To ask the Secretary of State for Environment, Food and Rural Affairs what capacity of excess rainfall the storm water and sewerage system of each major urban area in England can bear; and if he will make a statement.
My Department does not hold this information. Water and sewerage companies are responsible for assessing the capacity of public sewers in order to ensure the effectual drainage of their area.
Typically, the public sewerage system overall is designed to withstand a one-in-30-year storm event and waste water treatment works are designed to deal with six times dry weather flows without discharging excess water to a watercourse.
It has been estimated that up to 50 per cent. of the sewerage network may be in private hands (for example, householders) and information on capacity for this section of the network is not available. Earlier this year, the Government announced that existing private sewers and lateral drains that drain to public sewers would be transferred into the ownership of water and sewerage companies. This will significantly improve the integrated management of the sewerage network as a whole.
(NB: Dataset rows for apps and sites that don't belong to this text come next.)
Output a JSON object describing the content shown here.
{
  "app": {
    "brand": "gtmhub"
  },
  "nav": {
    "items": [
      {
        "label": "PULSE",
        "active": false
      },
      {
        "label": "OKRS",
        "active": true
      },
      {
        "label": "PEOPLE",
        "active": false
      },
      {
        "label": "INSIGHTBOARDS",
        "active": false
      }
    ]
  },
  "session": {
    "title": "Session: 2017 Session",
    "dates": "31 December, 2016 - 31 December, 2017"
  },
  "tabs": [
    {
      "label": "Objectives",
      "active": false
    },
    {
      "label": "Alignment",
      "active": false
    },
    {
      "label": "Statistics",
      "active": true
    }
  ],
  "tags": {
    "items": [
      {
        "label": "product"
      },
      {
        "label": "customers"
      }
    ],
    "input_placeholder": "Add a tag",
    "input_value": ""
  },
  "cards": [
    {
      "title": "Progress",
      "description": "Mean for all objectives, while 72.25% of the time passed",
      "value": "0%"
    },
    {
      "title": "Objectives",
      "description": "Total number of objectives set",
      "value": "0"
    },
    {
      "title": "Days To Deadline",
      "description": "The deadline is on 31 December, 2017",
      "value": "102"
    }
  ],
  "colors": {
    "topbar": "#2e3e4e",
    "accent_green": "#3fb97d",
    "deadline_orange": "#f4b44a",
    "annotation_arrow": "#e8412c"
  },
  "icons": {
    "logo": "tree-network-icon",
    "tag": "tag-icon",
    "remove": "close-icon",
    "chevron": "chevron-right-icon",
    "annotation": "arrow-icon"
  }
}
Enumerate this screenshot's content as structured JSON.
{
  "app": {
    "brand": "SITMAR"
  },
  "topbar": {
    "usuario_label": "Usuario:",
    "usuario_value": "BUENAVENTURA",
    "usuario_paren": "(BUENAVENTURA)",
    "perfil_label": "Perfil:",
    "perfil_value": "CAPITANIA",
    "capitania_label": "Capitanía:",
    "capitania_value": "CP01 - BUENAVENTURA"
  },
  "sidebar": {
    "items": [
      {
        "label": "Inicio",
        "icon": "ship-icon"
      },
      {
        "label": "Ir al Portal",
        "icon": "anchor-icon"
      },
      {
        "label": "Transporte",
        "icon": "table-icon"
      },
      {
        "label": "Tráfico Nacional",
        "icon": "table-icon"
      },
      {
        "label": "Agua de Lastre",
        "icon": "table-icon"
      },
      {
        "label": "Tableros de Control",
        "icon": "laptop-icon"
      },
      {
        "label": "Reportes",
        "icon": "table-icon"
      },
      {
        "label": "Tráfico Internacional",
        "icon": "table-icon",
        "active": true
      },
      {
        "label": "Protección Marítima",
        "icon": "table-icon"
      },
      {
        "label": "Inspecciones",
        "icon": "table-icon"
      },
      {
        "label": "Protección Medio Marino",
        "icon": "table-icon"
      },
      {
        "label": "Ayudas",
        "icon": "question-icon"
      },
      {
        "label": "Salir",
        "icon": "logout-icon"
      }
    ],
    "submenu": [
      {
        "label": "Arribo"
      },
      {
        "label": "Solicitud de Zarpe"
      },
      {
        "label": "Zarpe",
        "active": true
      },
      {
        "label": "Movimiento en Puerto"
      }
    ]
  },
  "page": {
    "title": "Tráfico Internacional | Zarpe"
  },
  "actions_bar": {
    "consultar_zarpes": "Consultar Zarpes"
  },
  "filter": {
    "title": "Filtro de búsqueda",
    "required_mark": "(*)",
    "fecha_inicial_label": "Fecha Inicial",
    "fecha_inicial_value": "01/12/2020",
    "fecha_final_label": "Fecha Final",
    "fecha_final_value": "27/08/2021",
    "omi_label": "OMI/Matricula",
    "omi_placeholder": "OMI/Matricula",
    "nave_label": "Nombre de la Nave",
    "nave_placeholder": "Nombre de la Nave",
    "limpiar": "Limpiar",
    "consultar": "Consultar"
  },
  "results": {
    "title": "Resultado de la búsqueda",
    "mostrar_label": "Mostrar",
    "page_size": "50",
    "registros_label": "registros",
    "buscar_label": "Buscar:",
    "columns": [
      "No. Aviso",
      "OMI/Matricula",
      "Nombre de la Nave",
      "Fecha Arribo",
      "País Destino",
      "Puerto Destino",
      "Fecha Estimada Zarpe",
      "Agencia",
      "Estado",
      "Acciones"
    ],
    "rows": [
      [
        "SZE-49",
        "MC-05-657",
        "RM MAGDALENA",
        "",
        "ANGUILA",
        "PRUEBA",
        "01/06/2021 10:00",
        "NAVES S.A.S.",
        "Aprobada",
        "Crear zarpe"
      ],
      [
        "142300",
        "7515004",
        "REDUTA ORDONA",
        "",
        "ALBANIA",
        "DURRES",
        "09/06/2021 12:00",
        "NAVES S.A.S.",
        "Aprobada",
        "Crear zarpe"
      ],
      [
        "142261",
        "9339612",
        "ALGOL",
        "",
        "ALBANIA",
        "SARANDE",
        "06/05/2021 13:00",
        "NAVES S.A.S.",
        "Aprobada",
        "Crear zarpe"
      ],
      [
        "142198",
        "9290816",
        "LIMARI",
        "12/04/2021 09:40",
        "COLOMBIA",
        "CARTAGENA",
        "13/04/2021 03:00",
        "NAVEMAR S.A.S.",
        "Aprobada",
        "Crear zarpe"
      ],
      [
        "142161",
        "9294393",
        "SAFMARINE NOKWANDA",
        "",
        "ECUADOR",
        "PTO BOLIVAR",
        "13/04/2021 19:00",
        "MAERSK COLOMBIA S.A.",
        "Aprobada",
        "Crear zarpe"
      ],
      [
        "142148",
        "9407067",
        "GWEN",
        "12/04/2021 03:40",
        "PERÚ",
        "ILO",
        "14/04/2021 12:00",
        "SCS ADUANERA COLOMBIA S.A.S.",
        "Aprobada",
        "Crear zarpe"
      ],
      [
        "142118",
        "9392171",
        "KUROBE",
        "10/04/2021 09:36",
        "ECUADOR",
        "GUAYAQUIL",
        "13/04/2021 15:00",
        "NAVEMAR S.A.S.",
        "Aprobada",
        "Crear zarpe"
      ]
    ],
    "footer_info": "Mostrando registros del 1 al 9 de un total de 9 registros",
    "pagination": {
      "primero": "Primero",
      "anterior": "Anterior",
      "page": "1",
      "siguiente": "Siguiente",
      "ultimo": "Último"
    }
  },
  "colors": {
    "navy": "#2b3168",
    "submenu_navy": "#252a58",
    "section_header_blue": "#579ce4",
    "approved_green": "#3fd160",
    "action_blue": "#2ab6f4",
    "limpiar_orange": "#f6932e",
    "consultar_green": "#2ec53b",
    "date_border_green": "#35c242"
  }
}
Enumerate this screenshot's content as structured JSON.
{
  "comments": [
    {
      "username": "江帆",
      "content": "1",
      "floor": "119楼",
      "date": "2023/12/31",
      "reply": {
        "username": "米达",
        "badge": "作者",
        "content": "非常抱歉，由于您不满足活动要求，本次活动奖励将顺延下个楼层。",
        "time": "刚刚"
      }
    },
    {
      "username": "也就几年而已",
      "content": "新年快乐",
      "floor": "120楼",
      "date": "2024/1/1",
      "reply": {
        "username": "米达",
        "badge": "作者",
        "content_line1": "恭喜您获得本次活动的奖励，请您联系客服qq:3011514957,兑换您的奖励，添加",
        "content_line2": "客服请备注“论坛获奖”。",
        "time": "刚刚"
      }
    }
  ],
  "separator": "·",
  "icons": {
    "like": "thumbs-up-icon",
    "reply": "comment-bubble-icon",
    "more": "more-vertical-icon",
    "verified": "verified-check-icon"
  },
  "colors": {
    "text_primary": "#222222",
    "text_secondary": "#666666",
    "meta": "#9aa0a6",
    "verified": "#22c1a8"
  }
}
As well as private sewers, there is also an extensive network of surface water drainage associated with highways which is the responsibility of highways authorities. This frequently discharges and interacts with the public sewerage network.
DEFRA is also funding 15 pilot projects to test alternative approaches to the integrated management of urban drainage across the different organisations with responsibilities in this area.
The Office of the Water Services compiles figures on the numbers of properties at varying risk of flooding from overloaded public sewers. The price limits for 2005-10 allowed a programme of nearly £1 billion to safeguard homes against the risk of sewer flooding. By then, the proportion of properties at risk would reduce to 0.01 per cent. of households.